Data records for software interfaces:
- Opening Delimiter -

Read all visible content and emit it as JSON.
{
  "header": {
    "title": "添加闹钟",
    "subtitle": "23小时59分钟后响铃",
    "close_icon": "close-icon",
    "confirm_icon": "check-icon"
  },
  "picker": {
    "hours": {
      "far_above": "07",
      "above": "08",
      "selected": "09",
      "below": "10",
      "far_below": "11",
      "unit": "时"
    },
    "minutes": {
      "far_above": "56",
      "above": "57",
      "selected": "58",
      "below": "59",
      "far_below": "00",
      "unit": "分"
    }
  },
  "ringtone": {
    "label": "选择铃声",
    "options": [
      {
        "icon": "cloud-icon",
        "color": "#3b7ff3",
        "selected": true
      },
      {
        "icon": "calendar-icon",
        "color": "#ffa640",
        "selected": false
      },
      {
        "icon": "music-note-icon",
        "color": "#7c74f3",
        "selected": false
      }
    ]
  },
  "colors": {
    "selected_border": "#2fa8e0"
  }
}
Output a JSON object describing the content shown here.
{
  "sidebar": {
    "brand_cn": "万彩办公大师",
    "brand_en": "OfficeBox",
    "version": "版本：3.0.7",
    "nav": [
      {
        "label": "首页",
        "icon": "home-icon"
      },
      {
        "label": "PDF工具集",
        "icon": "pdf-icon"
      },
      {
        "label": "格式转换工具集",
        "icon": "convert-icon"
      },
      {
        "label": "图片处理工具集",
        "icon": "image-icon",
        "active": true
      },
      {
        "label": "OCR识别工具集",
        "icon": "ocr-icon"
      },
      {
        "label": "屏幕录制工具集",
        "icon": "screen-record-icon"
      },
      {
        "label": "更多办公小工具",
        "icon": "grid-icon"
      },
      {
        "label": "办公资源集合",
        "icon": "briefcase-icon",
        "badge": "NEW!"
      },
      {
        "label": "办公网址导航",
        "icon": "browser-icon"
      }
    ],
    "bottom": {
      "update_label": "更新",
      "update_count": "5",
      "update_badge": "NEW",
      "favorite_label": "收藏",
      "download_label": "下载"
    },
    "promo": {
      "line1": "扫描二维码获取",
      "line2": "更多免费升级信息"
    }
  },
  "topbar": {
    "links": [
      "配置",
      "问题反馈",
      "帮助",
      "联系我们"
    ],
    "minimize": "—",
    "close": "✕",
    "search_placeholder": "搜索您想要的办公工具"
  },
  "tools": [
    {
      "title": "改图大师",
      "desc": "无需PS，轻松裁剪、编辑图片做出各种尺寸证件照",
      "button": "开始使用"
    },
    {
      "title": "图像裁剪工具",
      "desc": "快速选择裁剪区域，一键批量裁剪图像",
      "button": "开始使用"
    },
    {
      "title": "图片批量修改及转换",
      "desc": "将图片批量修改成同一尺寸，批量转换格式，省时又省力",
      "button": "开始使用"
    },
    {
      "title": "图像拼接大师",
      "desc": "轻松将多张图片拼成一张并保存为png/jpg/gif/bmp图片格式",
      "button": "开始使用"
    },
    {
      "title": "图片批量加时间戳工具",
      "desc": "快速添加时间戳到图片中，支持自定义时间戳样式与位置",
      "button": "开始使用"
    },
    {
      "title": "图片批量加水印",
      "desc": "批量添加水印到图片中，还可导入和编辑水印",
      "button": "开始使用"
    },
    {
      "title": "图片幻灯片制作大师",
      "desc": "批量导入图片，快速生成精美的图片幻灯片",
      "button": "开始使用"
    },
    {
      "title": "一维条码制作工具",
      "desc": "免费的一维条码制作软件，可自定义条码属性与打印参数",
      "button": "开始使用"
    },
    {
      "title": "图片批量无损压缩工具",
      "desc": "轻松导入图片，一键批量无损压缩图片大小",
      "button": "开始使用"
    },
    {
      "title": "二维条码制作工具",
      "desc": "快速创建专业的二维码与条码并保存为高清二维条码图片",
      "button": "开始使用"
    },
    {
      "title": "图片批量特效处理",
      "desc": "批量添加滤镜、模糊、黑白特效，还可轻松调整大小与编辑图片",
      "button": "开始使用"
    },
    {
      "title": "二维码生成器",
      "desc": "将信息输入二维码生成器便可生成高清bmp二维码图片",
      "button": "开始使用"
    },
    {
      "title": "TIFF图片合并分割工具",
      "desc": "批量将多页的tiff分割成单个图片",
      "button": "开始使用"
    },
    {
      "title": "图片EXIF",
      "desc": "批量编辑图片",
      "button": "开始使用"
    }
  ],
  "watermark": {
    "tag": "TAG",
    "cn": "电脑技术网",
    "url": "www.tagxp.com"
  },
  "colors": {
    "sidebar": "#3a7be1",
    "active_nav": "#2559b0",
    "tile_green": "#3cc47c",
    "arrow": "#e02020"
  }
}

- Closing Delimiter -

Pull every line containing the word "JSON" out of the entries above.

Read all visible content and emit it as JSON.
Output a JSON object describing the content shown here.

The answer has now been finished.